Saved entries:
^^^^^^^^^^^^^^^^

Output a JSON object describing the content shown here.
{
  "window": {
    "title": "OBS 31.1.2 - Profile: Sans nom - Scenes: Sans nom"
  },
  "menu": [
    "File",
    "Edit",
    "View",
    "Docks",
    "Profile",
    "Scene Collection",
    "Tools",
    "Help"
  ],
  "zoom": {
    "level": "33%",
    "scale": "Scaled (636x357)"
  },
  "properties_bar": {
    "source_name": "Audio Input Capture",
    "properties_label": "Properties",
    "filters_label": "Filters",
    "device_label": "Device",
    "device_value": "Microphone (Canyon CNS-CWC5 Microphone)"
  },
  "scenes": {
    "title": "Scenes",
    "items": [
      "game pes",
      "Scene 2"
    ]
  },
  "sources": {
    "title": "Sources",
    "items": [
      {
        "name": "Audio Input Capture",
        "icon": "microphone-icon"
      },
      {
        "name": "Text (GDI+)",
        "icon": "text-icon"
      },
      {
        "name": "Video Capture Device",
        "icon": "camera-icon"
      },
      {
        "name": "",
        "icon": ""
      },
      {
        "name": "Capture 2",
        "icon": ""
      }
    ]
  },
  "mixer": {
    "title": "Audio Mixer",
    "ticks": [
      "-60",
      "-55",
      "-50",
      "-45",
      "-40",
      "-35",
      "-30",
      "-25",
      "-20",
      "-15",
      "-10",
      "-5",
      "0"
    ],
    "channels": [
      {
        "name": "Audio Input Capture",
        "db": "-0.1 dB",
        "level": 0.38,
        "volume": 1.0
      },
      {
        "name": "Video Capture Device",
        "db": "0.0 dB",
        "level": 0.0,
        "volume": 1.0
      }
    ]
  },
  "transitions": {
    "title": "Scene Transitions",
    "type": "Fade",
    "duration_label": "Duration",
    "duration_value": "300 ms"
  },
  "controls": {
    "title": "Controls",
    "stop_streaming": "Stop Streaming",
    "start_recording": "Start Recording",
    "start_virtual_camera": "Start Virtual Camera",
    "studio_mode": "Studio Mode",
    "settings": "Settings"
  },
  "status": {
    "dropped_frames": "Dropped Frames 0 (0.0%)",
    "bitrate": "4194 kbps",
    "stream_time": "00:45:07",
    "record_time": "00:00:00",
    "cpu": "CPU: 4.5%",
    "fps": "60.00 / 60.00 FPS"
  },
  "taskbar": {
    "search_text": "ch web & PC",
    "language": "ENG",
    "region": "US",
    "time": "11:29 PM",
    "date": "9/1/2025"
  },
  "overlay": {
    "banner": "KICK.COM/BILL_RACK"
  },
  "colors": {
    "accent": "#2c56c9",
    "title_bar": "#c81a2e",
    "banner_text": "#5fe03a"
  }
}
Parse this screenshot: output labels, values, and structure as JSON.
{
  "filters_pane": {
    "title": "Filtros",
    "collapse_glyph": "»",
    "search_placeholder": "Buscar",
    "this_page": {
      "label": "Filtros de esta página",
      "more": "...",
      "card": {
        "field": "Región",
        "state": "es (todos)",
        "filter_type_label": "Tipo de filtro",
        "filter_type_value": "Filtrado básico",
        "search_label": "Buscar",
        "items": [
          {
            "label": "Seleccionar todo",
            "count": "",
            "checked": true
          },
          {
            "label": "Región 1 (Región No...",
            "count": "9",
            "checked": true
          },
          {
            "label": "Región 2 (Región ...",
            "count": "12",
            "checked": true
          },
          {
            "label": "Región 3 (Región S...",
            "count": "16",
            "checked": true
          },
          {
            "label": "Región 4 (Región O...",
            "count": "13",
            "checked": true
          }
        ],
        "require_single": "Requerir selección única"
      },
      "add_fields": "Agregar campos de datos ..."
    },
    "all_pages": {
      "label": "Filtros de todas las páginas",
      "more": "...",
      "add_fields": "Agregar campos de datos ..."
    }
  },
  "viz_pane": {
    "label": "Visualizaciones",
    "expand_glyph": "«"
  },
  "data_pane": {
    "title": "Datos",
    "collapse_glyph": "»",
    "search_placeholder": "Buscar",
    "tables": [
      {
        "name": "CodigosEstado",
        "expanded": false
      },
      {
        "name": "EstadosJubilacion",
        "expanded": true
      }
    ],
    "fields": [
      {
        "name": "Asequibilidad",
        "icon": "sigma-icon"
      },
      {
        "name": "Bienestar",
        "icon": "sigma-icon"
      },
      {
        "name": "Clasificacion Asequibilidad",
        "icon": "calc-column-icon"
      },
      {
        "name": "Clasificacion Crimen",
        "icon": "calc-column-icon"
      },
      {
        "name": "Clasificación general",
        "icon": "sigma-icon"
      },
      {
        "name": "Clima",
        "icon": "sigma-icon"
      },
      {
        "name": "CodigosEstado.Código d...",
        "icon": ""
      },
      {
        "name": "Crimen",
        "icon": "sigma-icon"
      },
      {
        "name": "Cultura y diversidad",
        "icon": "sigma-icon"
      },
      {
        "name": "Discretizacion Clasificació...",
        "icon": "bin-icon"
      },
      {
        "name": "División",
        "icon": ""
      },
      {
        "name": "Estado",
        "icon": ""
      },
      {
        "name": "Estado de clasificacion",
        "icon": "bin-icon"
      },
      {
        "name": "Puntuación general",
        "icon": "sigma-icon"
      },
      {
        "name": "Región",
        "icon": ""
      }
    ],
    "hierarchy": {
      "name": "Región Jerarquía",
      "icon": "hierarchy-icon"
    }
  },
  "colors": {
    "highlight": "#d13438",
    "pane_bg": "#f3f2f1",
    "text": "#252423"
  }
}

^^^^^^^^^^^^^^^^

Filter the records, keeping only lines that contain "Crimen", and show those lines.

        "name": "Clasificacion Crimen",
        "name": "Crimen",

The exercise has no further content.